In the diagram given below the Χ2 test, the differences between the observed and the expected values are displayed graphically. This diagram can be used to detect temporal trends in the distribution of a LU.
An example may help to clarify the use of these statistical methods. On the query or dictionary page, select the masculine noun śiva and navigate to the chronological details on the detail page. The Χ2 test yields a value of 1018.644 (January 2010; may change in later versions) which is clearly above the critical value of 7.779. Therefore, śiva seems not to be distributed equally over the time slots. The diagram that is displayed below the Χ2 test gives a hint to a possible temporal trend of this LU. The first time slot may be neglected for this evaluation because śiva is very rare in this slot. However, in epic literature śiva is found much less frequently than should be expected, while its frequency is above the expected number since classical times. This may indicate that the frequency of this LU increases in course of time. To assess this theory, we exclude the early and the epic occurrences and repeat the Χ2 test with classical, medieval and late literature:

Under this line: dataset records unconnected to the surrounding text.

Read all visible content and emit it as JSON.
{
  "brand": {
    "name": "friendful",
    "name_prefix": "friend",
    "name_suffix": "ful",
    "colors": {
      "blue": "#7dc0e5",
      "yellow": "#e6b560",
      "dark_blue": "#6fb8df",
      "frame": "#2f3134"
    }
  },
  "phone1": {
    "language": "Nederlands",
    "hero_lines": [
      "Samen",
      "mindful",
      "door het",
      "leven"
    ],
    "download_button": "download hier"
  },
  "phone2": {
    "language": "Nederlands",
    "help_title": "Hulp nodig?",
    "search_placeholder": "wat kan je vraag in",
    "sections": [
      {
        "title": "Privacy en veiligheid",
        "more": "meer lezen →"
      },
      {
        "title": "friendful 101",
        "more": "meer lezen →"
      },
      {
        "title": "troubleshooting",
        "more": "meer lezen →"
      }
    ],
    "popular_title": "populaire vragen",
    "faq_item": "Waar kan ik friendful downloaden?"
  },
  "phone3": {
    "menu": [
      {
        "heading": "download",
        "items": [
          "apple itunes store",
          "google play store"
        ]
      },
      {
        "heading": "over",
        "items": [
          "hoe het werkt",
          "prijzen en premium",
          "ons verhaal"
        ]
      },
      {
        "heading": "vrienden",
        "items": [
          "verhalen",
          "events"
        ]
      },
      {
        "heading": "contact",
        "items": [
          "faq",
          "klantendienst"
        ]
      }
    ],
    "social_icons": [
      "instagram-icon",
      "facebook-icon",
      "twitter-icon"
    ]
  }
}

This test yields a Χ2 value of 3.5806 which is below the critical value of 4.605. Therefore, śiva seems to be distributed regularly in (post-)classical literature.
In the last step of this example, we compare the distribution in early and epic literature with the distribution in (post-)classical literature. For this sake, we accumulate the values and create a 2x2 table:
The Χ2 value is 1009.638 (critical value: 2.706). Therefore, there seems to be a rather clear break in the frequency distribution of the LU śiva which may, for example, be explained by the development of religious ideas in the centuries after C.E. Again, we have to emphasize that such conclusions are only valid if other influences and especially biases in the corpus can be excluded!
Part of speech information
Nouns and adjectivesEach noun or adjective is accompanied by detailed information about how often each of its cases, numbers and genders occur in the database. This information may, for instance, be useful for detailed studies in lexico-syntactic features of Sanskrit words. The phrases containing the forms can be retrieved by clicking on the linked part of speech information.
If the LU is a verb, a list of those finite and infinite verbal forms that are referenced in the text collection of the DCS is printed below the statistical evaluation. Each form is linked to a context page that shows the phrases containing them.
At the end of the detail page, you find the meanings of the current LU in alphabetical order. An abbreviation enclosed in round brackets indicates the source of each meaning. In most cases, the source is MW = the digital version of Monier-Williams. Citations of other books are more detailed and are frequently accompanied by a page number. Note that these values are only abbreviations of more detailed information contained in the SanskritTagger database.